PROBLEM |
Go through the data and tally the lines that hold the string "address". Reply with the total alone.

Dataset excerpts:
-*-*-
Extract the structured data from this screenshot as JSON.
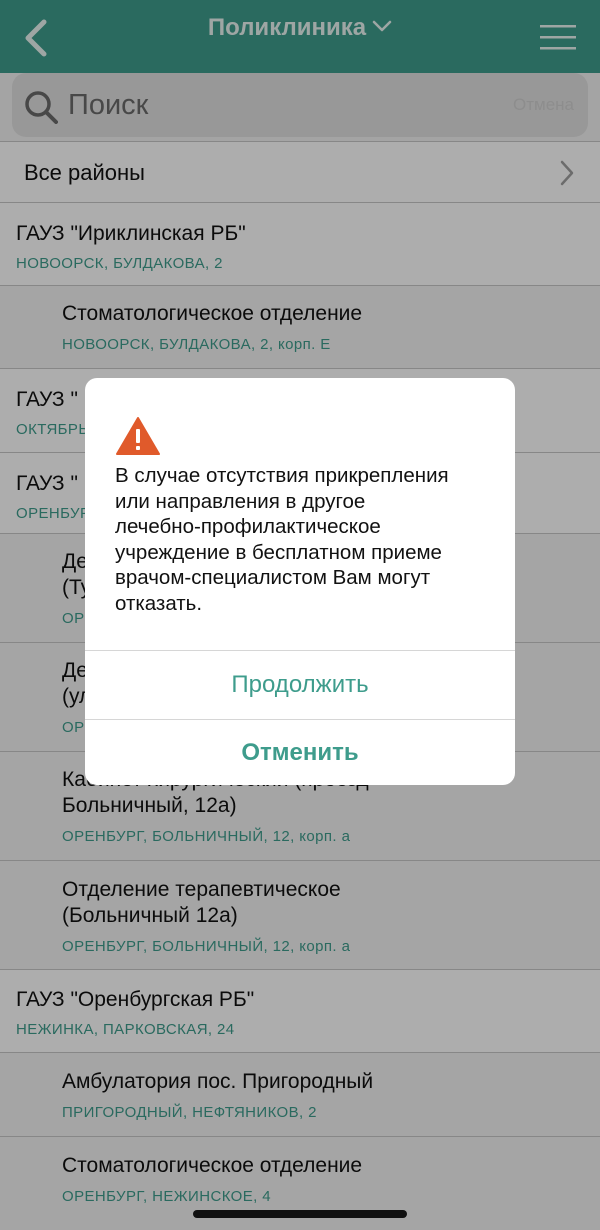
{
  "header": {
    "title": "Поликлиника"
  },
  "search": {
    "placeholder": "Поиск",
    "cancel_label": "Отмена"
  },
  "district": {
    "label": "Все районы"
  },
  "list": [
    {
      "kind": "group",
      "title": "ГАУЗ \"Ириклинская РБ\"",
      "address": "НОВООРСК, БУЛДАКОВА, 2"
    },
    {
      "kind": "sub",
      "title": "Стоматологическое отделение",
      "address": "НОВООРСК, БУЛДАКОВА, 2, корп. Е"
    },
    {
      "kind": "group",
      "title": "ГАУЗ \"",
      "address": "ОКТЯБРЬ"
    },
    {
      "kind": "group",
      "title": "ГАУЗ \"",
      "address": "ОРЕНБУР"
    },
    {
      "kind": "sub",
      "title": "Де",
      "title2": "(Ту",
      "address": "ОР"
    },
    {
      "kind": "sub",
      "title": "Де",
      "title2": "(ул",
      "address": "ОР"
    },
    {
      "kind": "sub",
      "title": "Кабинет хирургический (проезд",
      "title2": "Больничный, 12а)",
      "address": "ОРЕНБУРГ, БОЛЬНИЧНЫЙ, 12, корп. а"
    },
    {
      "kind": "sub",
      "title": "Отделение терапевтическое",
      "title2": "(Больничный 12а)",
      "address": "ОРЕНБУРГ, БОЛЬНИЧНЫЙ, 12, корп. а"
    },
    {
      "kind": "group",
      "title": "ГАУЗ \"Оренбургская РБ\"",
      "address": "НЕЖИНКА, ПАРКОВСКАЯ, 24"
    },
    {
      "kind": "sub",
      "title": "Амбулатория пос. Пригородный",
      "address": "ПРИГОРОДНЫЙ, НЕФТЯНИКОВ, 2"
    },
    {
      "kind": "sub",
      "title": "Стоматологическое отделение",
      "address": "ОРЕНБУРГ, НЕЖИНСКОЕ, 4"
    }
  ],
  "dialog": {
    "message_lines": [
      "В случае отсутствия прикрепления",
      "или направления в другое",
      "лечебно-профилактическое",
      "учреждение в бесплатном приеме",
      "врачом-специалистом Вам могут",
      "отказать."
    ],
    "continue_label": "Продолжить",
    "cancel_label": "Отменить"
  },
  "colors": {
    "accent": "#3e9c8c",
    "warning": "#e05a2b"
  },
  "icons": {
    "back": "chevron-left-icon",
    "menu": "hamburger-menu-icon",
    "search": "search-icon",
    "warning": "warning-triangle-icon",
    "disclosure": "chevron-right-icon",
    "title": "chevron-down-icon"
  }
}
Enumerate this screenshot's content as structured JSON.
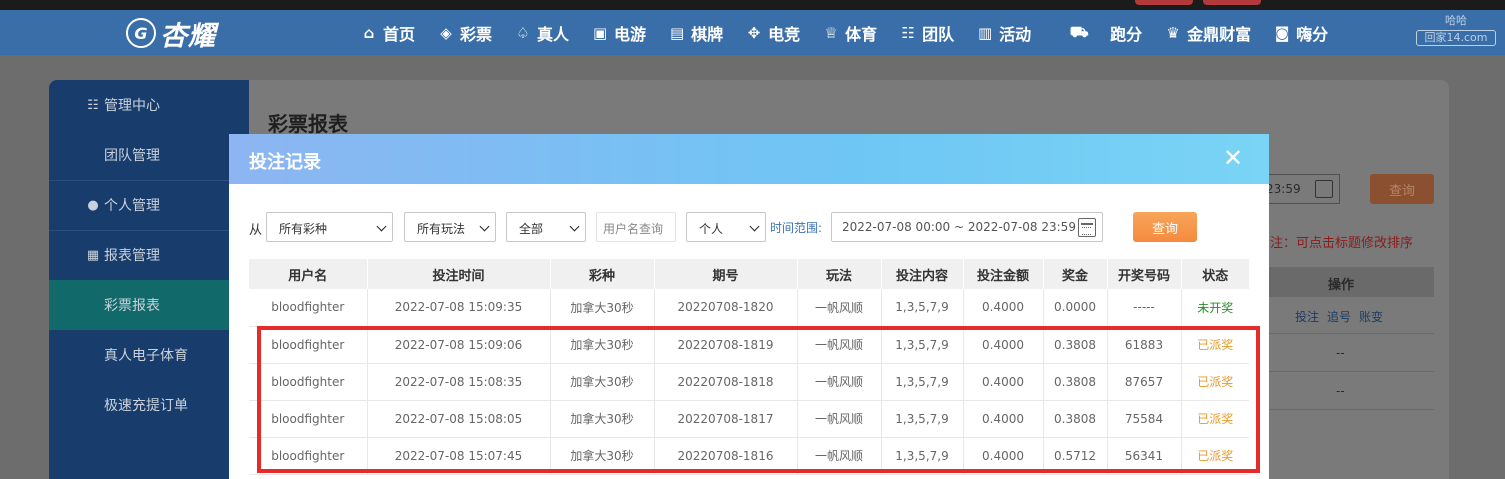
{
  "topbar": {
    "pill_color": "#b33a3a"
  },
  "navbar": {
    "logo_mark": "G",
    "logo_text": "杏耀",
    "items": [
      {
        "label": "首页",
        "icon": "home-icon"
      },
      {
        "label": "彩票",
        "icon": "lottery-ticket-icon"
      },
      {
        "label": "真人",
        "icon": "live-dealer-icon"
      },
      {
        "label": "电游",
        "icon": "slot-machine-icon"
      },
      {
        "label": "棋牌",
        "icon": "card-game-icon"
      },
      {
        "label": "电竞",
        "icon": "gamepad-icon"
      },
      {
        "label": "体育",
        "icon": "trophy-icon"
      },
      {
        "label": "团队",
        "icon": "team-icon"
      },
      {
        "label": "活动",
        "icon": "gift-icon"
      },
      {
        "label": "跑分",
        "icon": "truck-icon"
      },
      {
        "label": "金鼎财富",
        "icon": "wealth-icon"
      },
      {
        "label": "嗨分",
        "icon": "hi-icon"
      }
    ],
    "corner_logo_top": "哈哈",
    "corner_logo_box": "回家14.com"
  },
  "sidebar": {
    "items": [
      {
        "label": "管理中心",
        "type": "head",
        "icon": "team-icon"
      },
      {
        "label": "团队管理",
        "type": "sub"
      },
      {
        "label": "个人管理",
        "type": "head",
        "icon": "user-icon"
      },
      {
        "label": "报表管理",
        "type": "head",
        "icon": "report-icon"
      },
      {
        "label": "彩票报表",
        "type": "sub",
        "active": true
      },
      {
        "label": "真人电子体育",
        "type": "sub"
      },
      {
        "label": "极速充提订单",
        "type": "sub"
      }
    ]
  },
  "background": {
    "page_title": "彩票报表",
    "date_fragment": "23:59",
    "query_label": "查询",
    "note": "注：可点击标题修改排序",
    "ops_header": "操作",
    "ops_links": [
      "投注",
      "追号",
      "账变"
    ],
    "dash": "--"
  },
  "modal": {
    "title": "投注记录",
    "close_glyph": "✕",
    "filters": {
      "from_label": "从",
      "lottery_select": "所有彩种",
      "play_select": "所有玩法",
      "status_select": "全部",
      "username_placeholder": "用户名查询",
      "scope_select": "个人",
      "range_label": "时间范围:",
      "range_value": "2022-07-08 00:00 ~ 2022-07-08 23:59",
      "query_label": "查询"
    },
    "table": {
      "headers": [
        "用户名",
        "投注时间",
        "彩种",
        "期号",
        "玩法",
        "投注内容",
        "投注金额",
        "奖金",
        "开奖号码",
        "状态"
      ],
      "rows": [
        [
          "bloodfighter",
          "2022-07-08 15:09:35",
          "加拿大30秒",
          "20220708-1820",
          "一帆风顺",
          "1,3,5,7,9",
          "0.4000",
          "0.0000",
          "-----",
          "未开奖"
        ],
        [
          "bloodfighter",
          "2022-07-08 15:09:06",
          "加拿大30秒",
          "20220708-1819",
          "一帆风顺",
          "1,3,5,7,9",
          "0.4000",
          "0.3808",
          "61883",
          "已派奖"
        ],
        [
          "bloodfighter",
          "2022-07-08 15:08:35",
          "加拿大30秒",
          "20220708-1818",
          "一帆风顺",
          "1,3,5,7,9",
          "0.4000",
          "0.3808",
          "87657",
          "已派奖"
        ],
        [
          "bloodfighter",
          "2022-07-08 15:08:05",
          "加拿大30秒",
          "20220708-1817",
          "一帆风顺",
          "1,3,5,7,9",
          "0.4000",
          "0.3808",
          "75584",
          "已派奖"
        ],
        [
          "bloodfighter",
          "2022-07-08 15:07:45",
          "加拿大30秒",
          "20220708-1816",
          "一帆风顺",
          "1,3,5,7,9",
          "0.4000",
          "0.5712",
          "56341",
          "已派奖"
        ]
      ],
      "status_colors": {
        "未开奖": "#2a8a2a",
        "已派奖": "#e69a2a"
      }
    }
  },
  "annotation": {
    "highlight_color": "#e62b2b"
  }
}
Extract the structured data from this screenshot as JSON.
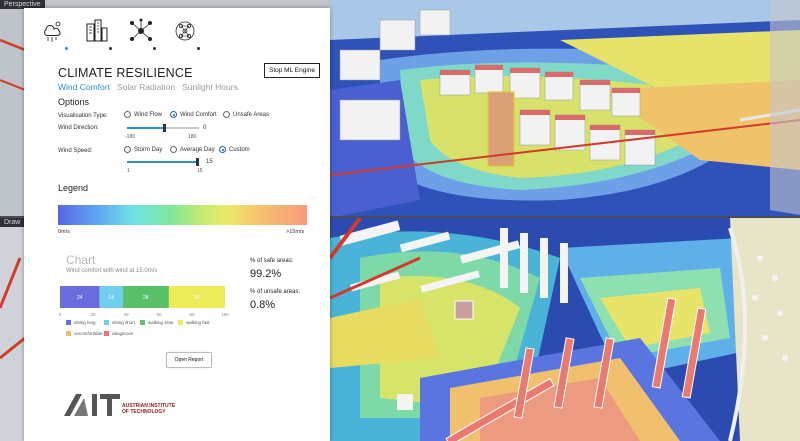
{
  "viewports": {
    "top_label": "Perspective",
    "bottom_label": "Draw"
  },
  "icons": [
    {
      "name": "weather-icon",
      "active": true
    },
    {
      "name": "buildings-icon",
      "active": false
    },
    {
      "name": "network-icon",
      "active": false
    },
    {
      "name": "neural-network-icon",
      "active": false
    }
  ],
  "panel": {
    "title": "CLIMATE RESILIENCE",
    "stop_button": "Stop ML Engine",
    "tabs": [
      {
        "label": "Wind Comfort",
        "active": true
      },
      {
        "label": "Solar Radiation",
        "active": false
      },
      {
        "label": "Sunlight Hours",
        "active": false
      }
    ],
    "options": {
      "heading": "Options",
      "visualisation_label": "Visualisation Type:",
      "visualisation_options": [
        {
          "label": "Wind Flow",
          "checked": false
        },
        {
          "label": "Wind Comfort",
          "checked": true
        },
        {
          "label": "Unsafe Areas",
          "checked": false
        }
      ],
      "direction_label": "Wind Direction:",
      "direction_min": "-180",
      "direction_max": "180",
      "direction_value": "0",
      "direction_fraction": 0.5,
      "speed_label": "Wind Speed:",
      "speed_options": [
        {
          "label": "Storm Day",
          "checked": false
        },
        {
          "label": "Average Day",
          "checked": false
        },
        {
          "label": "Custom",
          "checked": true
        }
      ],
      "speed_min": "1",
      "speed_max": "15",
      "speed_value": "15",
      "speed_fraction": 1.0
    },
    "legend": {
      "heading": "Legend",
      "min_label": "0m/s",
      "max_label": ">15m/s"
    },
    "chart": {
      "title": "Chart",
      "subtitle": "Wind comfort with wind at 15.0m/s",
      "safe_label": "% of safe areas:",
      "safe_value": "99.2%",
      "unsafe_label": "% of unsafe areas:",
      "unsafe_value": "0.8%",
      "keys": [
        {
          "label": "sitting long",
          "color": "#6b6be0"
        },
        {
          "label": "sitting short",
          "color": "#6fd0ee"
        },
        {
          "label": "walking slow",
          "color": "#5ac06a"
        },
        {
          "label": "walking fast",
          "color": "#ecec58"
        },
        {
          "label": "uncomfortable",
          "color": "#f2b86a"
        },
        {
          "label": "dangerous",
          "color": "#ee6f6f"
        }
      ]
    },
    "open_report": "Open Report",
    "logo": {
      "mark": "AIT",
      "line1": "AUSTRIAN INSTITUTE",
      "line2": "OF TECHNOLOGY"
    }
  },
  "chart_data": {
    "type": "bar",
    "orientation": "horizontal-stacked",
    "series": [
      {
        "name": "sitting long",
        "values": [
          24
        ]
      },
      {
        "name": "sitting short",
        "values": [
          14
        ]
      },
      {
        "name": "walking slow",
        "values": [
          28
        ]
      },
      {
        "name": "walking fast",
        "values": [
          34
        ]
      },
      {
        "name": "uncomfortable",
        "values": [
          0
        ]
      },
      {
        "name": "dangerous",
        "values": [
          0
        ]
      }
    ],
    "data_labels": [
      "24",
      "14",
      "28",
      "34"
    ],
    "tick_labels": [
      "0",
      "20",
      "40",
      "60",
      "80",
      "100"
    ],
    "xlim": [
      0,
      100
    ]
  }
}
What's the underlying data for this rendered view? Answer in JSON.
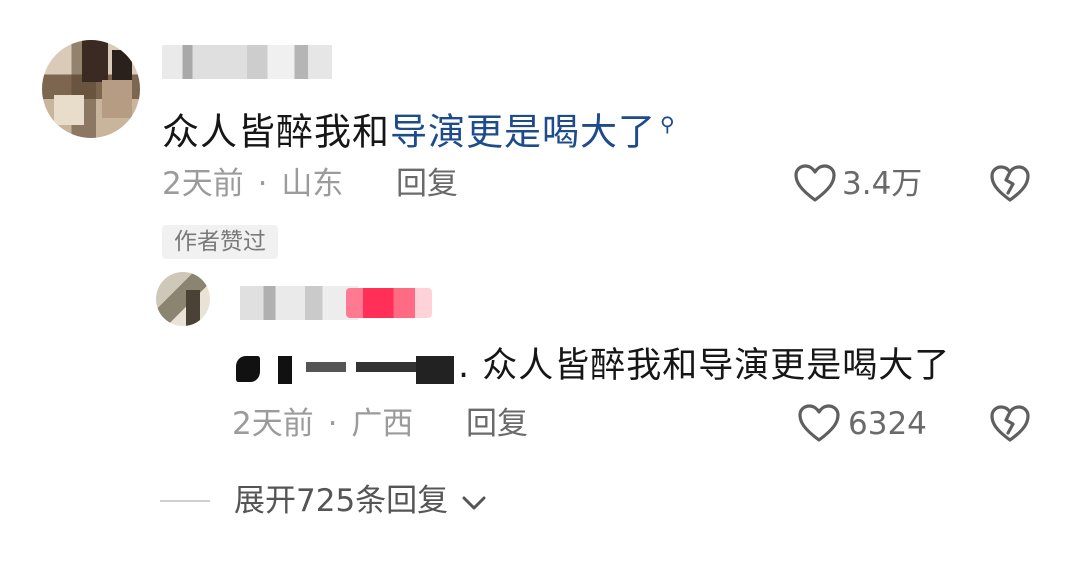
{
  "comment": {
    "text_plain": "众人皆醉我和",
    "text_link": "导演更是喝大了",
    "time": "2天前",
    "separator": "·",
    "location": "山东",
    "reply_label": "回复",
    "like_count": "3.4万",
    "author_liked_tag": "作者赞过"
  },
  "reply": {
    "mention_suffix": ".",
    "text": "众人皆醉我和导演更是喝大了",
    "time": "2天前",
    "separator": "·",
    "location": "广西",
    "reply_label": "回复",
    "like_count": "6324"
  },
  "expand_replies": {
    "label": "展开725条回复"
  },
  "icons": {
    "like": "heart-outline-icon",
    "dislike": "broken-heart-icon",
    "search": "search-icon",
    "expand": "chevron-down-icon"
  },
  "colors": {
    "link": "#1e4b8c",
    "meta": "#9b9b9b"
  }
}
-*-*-
COMPLETED EXERCISE |
11